Starting something new is often difficult. There are so many doubts to clear, and pros and cons to weigh. As a result, people often hesitate a lot before taking the first step. But once taken, the rest can be smooth sailing.

2.        Better late than never.

We sometimes do not or cannot do a certain thing when appropriate or necessary. Later we may regret it. Now, if that thing is really important and worth doing, then we should do it, even if we are late.

3.        A stitch in time saves nine.

Spot a problem, fix it there and then. If you don’t do so, matters can get out of hand and the situation may get worse.

4.        Cut your coat according to the cloth.

If you spend more than you should, you will have to borrow money and consequently you may run into debt. That’s why it is advisable to live within your means; that is, spend less money than your income.

5.        You can’t put the clock back.

There is no going back in time once a particular time has passed. Therefore you cannot make things the same as they were before.

6.        You can’t have your cake and eat it too.

Once the cake is eaten, it is gone. You can’t eat it without losing it. Similarly, sometimes you are in a situation in which you want to use something and, at the same time, you don’t want to lose it. It’s not possible, is it? You will have to make a decision. You can’t have it both ways!

7.        Patience is a virtue.

Things happen in their own time. You sometimes can’t make things happen. Waiting for things needs patience. Good things often take a long time to happen. Many, instead of waiting, take some rash action, and later suffer or regret. If you can wait patiently, it is a virtue.

8.        It is easy to be wise after the event.

Some people may tell you what you should have done after seeing the result of your action. It is of no use. Anyone can do that. It’s only after the task is over that we understand where and how we went wrong. It may be too late to mend but that is how we learn.

9.        Truth will out.

Someone may try to hide something bad that he has done, but sooner or later it will come to light.

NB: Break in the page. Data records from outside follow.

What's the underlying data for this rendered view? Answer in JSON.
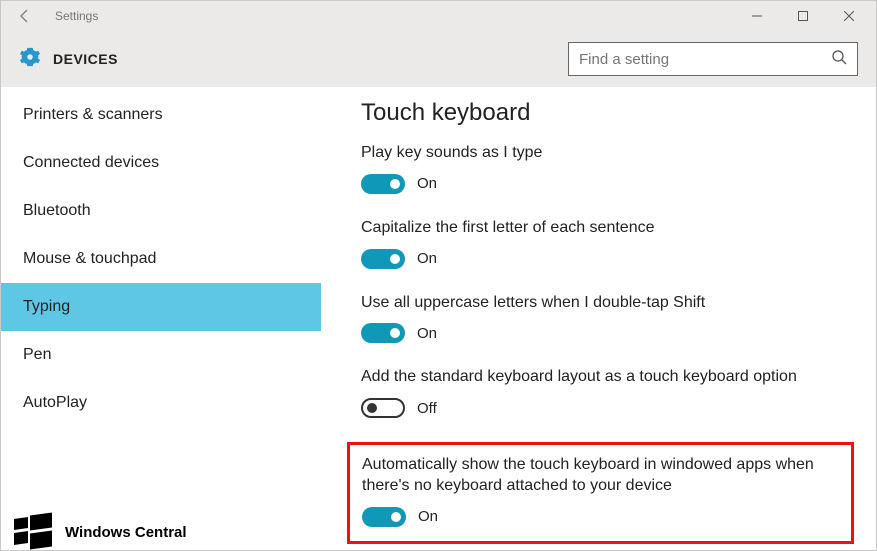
{
  "titlebar": {
    "title": "Settings"
  },
  "header": {
    "section": "DEVICES",
    "search_placeholder": "Find a setting"
  },
  "sidebar": {
    "items": [
      {
        "label": "Printers & scanners",
        "selected": false
      },
      {
        "label": "Connected devices",
        "selected": false
      },
      {
        "label": "Bluetooth",
        "selected": false
      },
      {
        "label": "Mouse & touchpad",
        "selected": false
      },
      {
        "label": "Typing",
        "selected": true
      },
      {
        "label": "Pen",
        "selected": false
      },
      {
        "label": "AutoPlay",
        "selected": false
      }
    ]
  },
  "main": {
    "title": "Touch keyboard",
    "settings": [
      {
        "label": "Play key sounds as I type",
        "value": true,
        "state": "On"
      },
      {
        "label": "Capitalize the first letter of each sentence",
        "value": true,
        "state": "On"
      },
      {
        "label": "Use all uppercase letters when I double-tap Shift",
        "value": true,
        "state": "On"
      },
      {
        "label": "Add the standard keyboard layout as a touch keyboard option",
        "value": false,
        "state": "Off"
      },
      {
        "label": "Automatically show the touch keyboard in windowed apps when there's no keyboard attached to your device",
        "value": true,
        "state": "On",
        "highlighted": true
      }
    ]
  },
  "watermark": {
    "text": "Windows Central"
  }
}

We look forward to your comments and suggestions. You might like to visit our www.fluentlingua.comfor more information and help.

Happy learning, happy sharing!